Mrs Cramer, whose statement was read to the inquest by Suffolk coroner Peter Dean, said: “She never had a chance.”
Her statement, which described vivid flashbacks to the incident, revealed that the carriage’s wheels had passed over Mrs Bullett’s body.
A statement by Elisabeth Haslam was also read to the inquest. Mrs Haslam was at a stall when she saw the horse bolting forward, still attached to its carriage, the jury was told.
“The horse was running at full speed with the cart bouncing around behind it. Everyone was screaming, they were all trying to dive for cover,” she said. The horse had then “clattered” into a female who had been “catapulted” about 6ft into the air.
Other witness statements suggested there had been a number of loud bangs throughout the day.
Patricia Starling said she had noticed children throwing explosive “caps” and described the Nowton Park event as “the noisiest fair this summer.”
The inquest was told that Mrs Bullett was taken to Addenbrooke’s Hospital in Cambridge for emergency treatment but died a short time later.
Pathologist Dr Dada said Mrs Bullett had received a number of fractures to her ribs and that blunt-force trauma to the chest had been the cause of death. The inquest continues today.
AN EXPERT in carriage driving suggested that some horses can become excited after their bridles are removed.
John Parker, who has driven horses since 1959 and has competed for Great Britain in international events, played a DVD to the inquest jury.
In the film of one of his own horses, the bridle was removed from a stationary animal.

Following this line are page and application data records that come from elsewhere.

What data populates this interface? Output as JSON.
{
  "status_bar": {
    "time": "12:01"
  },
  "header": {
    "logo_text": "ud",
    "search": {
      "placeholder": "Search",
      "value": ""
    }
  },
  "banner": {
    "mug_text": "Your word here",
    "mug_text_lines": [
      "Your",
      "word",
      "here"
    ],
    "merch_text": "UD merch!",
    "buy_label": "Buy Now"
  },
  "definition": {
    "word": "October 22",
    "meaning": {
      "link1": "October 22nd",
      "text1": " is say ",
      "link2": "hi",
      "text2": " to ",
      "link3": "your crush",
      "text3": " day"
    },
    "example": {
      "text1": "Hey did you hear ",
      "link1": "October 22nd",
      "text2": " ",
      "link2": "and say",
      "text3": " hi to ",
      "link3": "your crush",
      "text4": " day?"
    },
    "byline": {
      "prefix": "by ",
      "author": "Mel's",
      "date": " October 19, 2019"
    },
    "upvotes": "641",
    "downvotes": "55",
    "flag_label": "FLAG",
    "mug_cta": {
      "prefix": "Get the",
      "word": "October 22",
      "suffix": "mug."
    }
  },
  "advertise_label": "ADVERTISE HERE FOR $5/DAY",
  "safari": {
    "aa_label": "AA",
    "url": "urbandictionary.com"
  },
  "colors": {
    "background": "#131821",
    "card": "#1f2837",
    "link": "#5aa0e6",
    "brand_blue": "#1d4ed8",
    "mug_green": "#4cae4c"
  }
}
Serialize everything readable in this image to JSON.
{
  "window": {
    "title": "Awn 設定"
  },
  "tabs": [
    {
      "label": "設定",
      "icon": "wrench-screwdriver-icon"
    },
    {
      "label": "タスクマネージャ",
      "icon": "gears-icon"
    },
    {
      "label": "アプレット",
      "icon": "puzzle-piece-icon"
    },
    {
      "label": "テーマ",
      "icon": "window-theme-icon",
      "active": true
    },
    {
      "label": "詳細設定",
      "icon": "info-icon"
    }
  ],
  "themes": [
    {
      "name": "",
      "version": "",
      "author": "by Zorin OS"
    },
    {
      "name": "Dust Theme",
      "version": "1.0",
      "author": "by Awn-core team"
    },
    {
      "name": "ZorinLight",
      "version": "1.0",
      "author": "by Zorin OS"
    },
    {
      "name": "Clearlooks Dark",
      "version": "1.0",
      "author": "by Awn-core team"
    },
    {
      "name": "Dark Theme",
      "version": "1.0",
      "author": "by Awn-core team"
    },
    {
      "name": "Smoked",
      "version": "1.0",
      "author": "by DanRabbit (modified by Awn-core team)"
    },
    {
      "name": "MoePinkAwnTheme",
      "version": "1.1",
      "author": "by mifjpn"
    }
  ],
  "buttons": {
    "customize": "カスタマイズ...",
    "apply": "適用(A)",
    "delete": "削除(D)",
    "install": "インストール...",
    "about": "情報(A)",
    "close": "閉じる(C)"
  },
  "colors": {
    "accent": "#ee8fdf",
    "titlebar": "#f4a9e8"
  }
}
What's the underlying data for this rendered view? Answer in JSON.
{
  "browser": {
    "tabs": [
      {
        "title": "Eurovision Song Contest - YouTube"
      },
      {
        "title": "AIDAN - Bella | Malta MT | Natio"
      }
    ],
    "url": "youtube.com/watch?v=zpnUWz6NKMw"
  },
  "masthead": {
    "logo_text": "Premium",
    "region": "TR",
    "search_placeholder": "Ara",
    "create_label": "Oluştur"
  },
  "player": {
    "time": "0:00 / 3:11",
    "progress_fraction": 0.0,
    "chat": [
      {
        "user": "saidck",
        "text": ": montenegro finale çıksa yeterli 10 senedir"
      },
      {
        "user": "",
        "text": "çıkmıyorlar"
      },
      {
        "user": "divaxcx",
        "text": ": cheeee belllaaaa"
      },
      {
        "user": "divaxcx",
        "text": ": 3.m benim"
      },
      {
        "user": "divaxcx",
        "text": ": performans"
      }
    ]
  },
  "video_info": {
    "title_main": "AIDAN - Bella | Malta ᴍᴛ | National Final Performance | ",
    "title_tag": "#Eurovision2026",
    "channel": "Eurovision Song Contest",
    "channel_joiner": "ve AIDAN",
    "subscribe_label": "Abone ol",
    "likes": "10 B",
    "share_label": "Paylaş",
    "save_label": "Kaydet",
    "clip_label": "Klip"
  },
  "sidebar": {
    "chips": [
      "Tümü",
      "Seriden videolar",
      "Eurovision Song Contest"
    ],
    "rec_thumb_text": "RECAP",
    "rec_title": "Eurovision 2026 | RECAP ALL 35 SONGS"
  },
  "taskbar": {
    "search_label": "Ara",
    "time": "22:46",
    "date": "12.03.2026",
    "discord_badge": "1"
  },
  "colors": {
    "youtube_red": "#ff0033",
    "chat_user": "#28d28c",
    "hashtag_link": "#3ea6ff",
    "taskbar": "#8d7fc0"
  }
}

Pointing to the footage he said: “Watch the change in the horse. His ears (their movement) are better than his voice.
“He’s saying ‘where are the sweets? Why am I standing here?’”
Mr Parker also said the use of a head collar would only give a small amount of control.
He added: “There is tremendous strength in their heads and necks. The amount of control you have on a head collar is minimal.
“All he wants to do is get the gear off. It’s the end of the day.”